|IPv4 last octet||$id4||163|
|IPv6 interface ID||$id6||35|
We then apply substitution to the variables in this netplan(5,8) template to arrive at our final YAML configuration file for the public interface's IPv6 addressing:
network: version: 2 ethernets: enp1s0: dhcp4: false dhcp6: false addresses: - 76.209.1.$id4/29 - $prefix6:$subnet6::$id6/128 gateway4: 188.8.131.52 gateway6: "$gateway6" nameservers: addresses:  search:  enp2s0: dhcp4: false dhcp6: false accept-ra: false addresses: - 10.1.1.$id6/24 - 10.1.3.$id6/24 link-local: ] gateway4: 10.1.1.31 nameservers: addresses: - 10.1.1.29 search: - satchell.net
So, for this example, here is the final netplan YAML file
content. Replace the contents of
/etc/netplan/00-installer-config.yaml with this
network: version: 2 ethernets: enp1s0: dhcp4: no dhcp6: no addresses: - 184.108.40.206/29 - 2600:1700:79b0:ddc0::35/128 gateway4: 220.127.116.11 routes: - to: "fe80::b293:5bff:fed1:de50" scope: link - to: "::/0" via: "fe80::b293:5bff:fed1:de50" on-link: true nameservers: addresses:  search:  enp2s0: addresses: - 10.1.1.35/24 gateway4: 10.1.1.31 nameservers: addresses: - 10.1.1.29 search: - satchell.net
Type the command
netplan try ↵
Set sysctl.conf: one final thing to do is to update
/etc/syscfg.conf with this content:
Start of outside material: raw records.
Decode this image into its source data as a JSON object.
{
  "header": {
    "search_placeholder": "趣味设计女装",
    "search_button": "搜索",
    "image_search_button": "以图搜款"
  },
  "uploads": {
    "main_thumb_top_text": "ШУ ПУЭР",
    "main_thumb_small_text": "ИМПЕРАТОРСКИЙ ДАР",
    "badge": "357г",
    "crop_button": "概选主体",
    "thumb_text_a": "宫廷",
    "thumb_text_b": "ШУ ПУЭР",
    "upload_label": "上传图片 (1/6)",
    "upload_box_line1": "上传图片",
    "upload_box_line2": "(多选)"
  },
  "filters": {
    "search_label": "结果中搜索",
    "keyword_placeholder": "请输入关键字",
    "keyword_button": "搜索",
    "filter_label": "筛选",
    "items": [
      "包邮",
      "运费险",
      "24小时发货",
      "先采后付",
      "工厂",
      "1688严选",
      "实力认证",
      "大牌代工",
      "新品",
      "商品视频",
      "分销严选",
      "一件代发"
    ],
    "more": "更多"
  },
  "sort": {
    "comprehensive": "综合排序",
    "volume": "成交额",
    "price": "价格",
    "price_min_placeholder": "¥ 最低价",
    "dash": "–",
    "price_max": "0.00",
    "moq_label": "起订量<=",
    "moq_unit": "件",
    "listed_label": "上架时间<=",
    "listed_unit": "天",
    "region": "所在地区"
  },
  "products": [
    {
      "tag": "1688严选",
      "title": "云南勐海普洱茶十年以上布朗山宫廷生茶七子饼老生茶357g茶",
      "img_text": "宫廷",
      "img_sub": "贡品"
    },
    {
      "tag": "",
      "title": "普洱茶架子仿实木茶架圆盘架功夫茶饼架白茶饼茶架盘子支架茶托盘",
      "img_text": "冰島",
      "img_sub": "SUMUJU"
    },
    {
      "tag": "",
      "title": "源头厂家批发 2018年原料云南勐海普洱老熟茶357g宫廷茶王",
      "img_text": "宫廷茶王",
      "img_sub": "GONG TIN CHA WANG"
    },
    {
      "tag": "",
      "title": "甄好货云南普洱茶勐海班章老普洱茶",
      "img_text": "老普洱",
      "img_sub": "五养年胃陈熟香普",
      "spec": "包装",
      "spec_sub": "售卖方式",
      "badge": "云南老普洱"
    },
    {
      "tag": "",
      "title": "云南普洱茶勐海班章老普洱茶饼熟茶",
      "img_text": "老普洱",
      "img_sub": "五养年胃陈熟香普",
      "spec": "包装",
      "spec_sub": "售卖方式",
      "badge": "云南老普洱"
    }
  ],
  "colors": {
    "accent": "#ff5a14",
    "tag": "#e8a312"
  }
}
net.core.rmem_max = 16777216 net.core.wmem_max = 16777216 net.core.rmem_default = 204800 net.core.wmem_default = 204800 net.core.optmem_max = 40960 net.core.default_qdisc = fq net.core.netdev_max_backlog = 50000 net.ipv4.tcp_rmem = 4096 87380 16777216 net.ipv4.tcp_wmem = 4096 65536 16777216 net.ipv4.tcp_no_metrics_save = 1 net.ipv4.conf.default.rp_filter = 2 net.ipv4.conf.enp1s0.rp_filter = 2 net.ipv4.conf.all.rp_filter = 0 net.ipv6.conf.all.disable_ipv6 = 1 net.ipv6.conf.default.disable_ipv6 = 1 net.ipv6.conf.enp1s0.disable_ipv6 = 0 net.ipv6.conf.all.forwarding = 1 net.ipv4.conf.all.accept_redirects = 0 net.ipv4.conf.all.accept_source_route = 0 net.ipv4.conf.all.log_martians = 1 net.ipv4.conf.all.send_redirects = 0 net.ipv4.conf.all.send_redirects = 0 net.ipv4.ip_forward = 0 net.ipv4.tcp_congestion_control = htcp net.ipv4.tcp_syncookies = 1 vm.swappiness = 10
Type the command
sysctl -p ↵
Comments, suggestions, and error reports are welcome.
Send them to:
spamfilter (at) satchell (dot)
© 2021 Stephen Satchell, Reno NV